What you have to do
Among the records, which lines hold the word "explorer"? Pick them out.

┌─ Data shown

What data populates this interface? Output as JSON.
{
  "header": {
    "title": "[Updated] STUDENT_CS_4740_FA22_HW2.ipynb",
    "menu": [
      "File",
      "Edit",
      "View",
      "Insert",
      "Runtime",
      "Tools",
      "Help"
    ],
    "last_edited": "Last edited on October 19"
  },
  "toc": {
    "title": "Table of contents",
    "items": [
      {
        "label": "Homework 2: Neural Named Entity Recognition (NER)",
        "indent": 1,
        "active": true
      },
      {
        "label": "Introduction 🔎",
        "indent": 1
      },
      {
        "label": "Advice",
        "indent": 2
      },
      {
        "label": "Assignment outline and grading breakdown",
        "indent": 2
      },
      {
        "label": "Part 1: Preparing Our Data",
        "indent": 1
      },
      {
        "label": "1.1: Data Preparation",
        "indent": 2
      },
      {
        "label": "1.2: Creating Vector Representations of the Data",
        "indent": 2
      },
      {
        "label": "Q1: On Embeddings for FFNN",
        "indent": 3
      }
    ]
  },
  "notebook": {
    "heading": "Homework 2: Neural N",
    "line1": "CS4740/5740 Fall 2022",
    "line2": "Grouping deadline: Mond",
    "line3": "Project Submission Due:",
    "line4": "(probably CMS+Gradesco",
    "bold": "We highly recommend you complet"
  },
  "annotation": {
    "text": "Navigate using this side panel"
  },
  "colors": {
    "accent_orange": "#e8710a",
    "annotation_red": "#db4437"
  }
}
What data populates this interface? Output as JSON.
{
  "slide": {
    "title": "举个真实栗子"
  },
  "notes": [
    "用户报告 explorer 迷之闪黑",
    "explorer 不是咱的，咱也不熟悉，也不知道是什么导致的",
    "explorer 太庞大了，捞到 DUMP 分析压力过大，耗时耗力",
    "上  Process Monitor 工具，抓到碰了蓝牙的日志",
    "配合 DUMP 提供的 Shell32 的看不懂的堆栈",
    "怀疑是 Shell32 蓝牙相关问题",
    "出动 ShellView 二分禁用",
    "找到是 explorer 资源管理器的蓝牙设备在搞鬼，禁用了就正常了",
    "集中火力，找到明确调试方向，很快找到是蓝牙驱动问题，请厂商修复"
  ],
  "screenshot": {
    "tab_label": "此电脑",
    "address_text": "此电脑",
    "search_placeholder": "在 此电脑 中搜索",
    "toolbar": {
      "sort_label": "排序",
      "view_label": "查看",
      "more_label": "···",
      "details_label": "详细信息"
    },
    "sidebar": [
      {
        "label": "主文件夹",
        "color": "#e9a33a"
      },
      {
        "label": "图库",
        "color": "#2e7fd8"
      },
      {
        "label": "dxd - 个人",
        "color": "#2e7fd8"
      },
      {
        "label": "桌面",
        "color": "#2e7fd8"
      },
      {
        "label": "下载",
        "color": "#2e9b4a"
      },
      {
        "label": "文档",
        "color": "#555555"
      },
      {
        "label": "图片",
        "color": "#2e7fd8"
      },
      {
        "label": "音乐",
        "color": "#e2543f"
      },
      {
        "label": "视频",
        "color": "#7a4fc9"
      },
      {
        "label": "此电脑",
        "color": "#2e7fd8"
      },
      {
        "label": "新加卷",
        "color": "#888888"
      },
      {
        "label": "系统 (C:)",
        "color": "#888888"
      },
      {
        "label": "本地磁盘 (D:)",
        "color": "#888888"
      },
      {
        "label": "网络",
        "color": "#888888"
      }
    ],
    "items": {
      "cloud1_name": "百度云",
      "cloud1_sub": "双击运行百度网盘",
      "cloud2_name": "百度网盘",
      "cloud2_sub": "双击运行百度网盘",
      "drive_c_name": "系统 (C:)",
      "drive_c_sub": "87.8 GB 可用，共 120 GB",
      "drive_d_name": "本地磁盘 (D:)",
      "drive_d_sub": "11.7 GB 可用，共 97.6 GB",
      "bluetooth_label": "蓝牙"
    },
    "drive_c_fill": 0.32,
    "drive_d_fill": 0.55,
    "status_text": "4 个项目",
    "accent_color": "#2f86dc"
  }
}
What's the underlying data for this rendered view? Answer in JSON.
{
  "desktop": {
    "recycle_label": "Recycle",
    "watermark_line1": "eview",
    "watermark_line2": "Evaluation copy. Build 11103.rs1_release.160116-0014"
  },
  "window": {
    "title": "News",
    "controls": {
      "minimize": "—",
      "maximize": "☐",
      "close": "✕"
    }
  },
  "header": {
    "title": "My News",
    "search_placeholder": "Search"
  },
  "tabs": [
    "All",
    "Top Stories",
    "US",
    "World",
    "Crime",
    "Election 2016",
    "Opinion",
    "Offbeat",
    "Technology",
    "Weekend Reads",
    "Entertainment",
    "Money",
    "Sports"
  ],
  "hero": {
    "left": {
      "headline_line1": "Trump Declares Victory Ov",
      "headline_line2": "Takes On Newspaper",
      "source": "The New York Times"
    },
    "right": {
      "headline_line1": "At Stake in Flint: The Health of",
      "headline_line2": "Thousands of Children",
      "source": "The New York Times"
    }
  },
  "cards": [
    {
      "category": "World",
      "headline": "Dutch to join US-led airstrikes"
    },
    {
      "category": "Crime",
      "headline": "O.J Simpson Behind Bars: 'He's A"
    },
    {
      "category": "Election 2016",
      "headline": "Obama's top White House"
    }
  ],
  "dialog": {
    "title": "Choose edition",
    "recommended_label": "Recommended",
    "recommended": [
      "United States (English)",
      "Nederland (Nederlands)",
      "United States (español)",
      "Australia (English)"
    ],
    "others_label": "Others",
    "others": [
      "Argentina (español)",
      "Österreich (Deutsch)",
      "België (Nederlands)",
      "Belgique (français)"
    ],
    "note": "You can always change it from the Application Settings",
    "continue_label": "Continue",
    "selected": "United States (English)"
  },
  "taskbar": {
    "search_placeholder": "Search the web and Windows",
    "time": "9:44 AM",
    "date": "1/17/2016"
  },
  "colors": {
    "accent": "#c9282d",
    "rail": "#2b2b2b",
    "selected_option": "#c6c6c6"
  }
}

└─

Result of this exercise
    "用户报告 explorer 迷之闪黑",
    "explorer 不是咱的，咱也不熟悉，也不知道是什么导致的",
    "explorer 太庞大了，捞到 DUMP 分析压力过大，耗时耗力",
    "找到是 explorer 资源管理器的蓝牙设备在搞鬼，禁用了就正常了",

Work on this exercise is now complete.